*PROMPT:* Nothing but the images should be left out when the entries are restated word for word.

[Dataset excerpts]
★ ★ ★ ★
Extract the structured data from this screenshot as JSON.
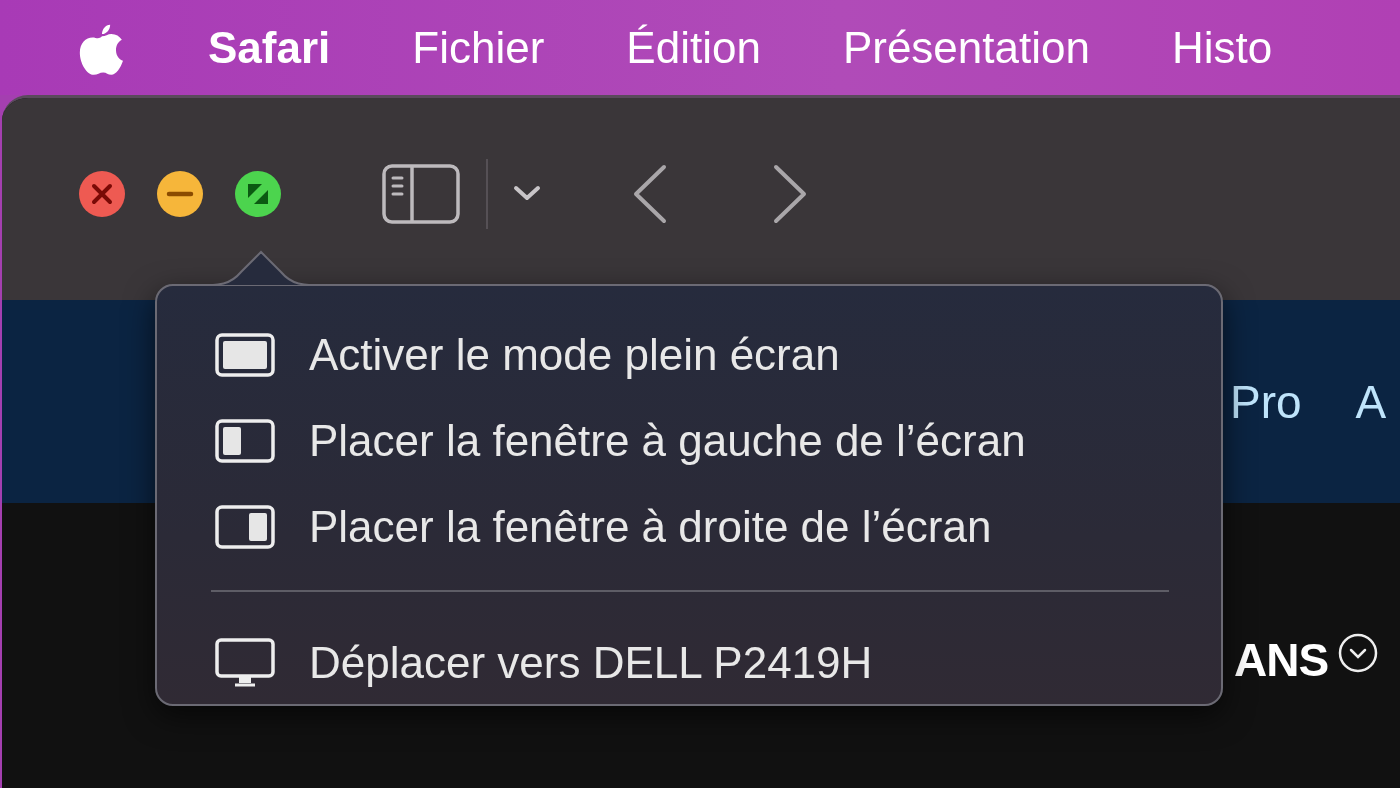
{
  "menu_bar": {
    "app": "Safari",
    "items": [
      "Fichier",
      "Édition",
      "Présentation",
      "Histo"
    ]
  },
  "page": {
    "nav_items": [
      "Pro",
      "A"
    ],
    "heading": "ANS"
  },
  "popover": {
    "sections": [
      [
        {
          "kind": "fullscreen",
          "label": "Activer le mode plein écran"
        },
        {
          "kind": "left",
          "label": "Placer la fenêtre à gauche de l’écran"
        },
        {
          "kind": "right",
          "label": "Placer la fenêtre à droite de l’écran"
        }
      ],
      [
        {
          "kind": "display",
          "label": "Déplacer vers DELL P2419H"
        }
      ]
    ]
  }
}
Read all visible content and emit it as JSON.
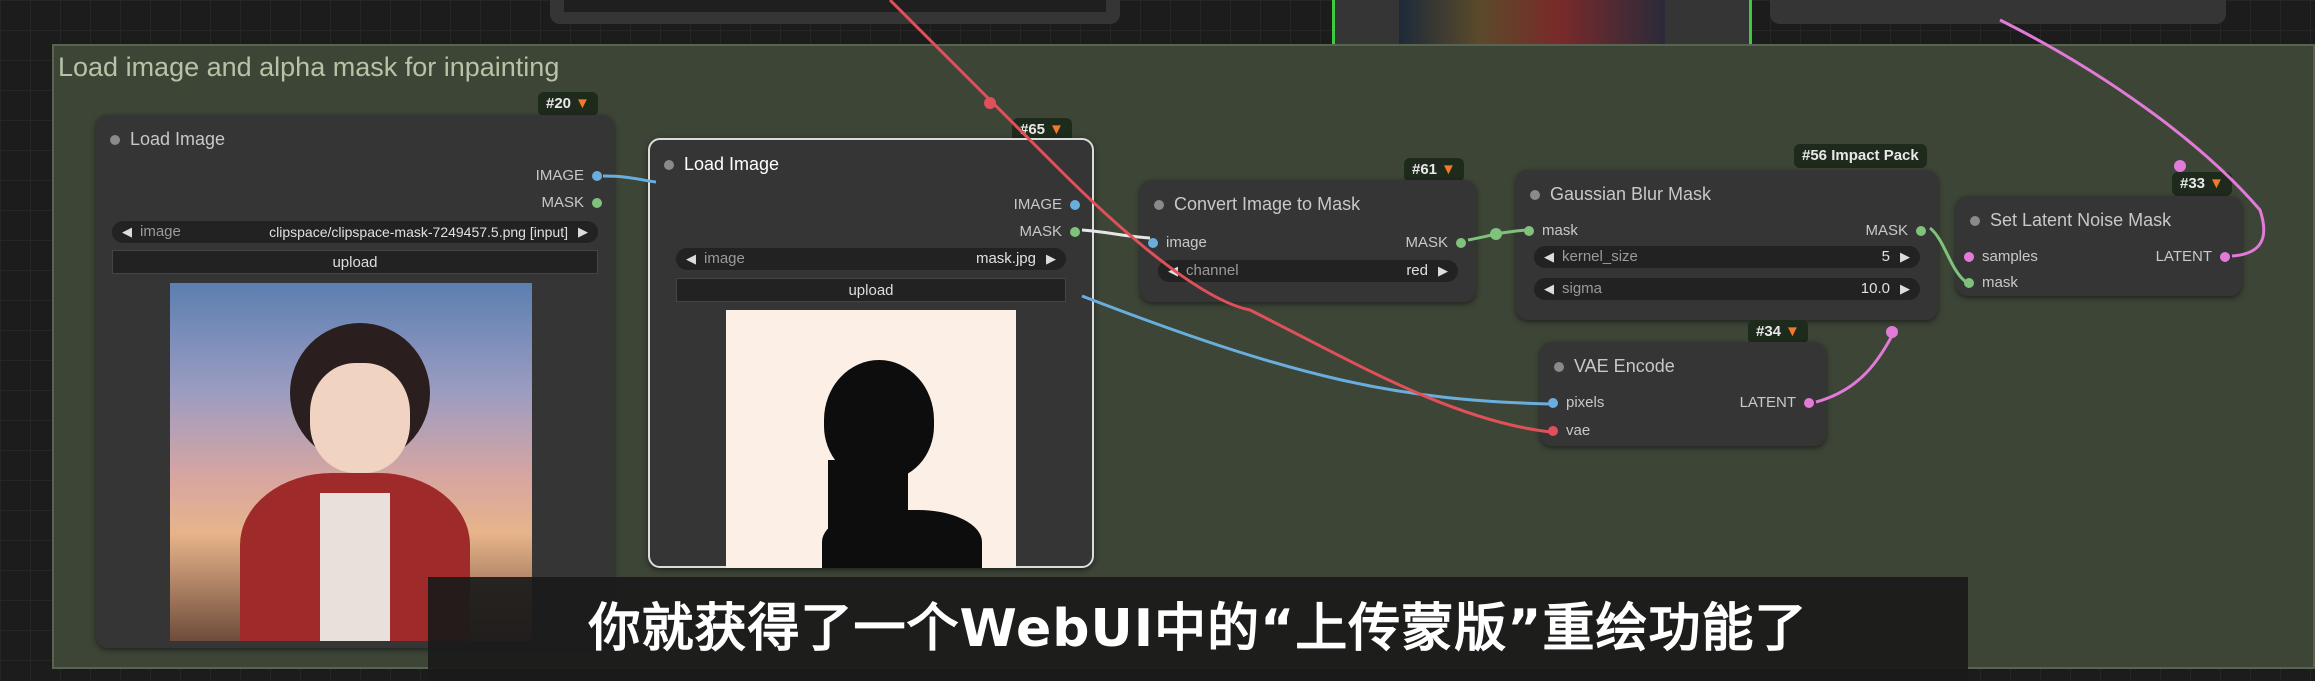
{
  "group": {
    "title": "Load image and alpha mask for inpainting"
  },
  "nodes": {
    "load_image_1": {
      "badge": "#20",
      "title": "Load Image",
      "outputs": [
        "IMAGE",
        "MASK"
      ],
      "widget_label": "image",
      "widget_value": "clipspace/clipspace-mask-7249457.5.png [input]",
      "upload_label": "upload"
    },
    "load_image_2": {
      "badge": "#65",
      "title": "Load Image",
      "outputs": [
        "IMAGE",
        "MASK"
      ],
      "widget_label": "image",
      "widget_value": "mask.jpg",
      "upload_label": "upload"
    },
    "convert": {
      "badge": "#61",
      "title": "Convert Image to Mask",
      "input": "image",
      "output": "MASK",
      "widget_label": "channel",
      "widget_value": "red"
    },
    "gaussian": {
      "badge": "#56 Impact Pack",
      "title": "Gaussian Blur Mask",
      "input": "mask",
      "output": "MASK",
      "w1_label": "kernel_size",
      "w1_value": "5",
      "w2_label": "sigma",
      "w2_value": "10.0"
    },
    "latent_mask": {
      "badge": "#33",
      "title": "Set Latent Noise Mask",
      "inputs": [
        "samples",
        "mask"
      ],
      "output": "LATENT"
    },
    "vae_encode": {
      "badge": "#34",
      "title": "VAE Encode",
      "inputs": [
        "pixels",
        "vae"
      ],
      "output": "LATENT"
    }
  },
  "subtitle": "你就获得了一个WebUI中的“上传蒙版”重绘功能了",
  "colors": {
    "image_link": "#6aaede",
    "mask_link": "#7fc27b",
    "vae_link": "#e0505a",
    "latent_link": "#e27ad8",
    "group_bg": "#3d4537"
  }
}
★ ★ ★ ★
*ANSWER SPACE:*
Extract the structured data from this screenshot as JSON.
{
  "menu_bar": {
    "app": "Safari",
    "items": [
      "Fichier",
      "Édition",
      "Présentation",
      "Histo"
    ]
  },
  "page": {
    "nav_items": [
      "Pro",
      "A"
    ],
    "heading": "ANS"
  },
  "popover": {
    "sections": [
      [
        {
          "kind": "fullscreen",
          "label": "Activer le mode plein écran"
        },
        {
          "kind": "left",
          "label": "Placer la fenêtre à gauche de l’écran"
        },
        {
          "kind": "right",
          "label": "Placer la fenêtre à droite de l’écran"
        }
      ],
      [
        {
          "kind": "display",
          "label": "Déplacer vers DELL P2419H"
        }
      ]
    ]
  }
}
Read all visible content and emit it as JSON.
{
  "group": {
    "title": "Load image and alpha mask for inpainting"
  },
  "nodes": {
    "load_image_1": {
      "badge": "#20",
      "title": "Load Image",
      "outputs": [
        "IMAGE",
        "MASK"
      ],
      "widget_label": "image",
      "widget_value": "clipspace/clipspace-mask-7249457.5.png [input]",
      "upload_label": "upload"
    },
    "load_image_2": {
      "badge": "#65",
      "title": "Load Image",
      "outputs": [
        "IMAGE",
        "MASK"
      ],
      "widget_label": "image",
      "widget_value": "mask.jpg",
      "upload_label": "upload"
    },
    "convert": {
      "badge": "#61",
      "title": "Convert Image to Mask",
      "input": "image",
      "output": "MASK",
      "widget_label": "channel",
      "widget_value": "red"
    },
    "gaussian": {
      "badge": "#56 Impact Pack",
      "title": "Gaussian Blur Mask",
      "input": "mask",
      "output": "MASK",
      "w1_label": "kernel_size",
      "w1_value": "5",
      "w2_label": "sigma",
      "w2_value": "10.0"
    },
    "latent_mask": {
      "badge": "#33",
      "title": "Set Latent Noise Mask",
      "inputs": [
        "samples",
        "mask"
      ],
      "output": "LATENT"
    },
    "vae_encode": {
      "badge": "#34",
      "title": "VAE Encode",
      "inputs": [
        "pixels",
        "vae"
      ],
      "output": "LATENT"
    }
  },
  "subtitle": "你就获得了一个WebUI中的“上传蒙版”重绘功能了",
  "colors": {
    "image_link": "#6aaede",
    "mask_link": "#7fc27b",
    "vae_link": "#e0505a",
    "latent_link": "#e27ad8",
    "group_bg": "#3d4537"
  }
}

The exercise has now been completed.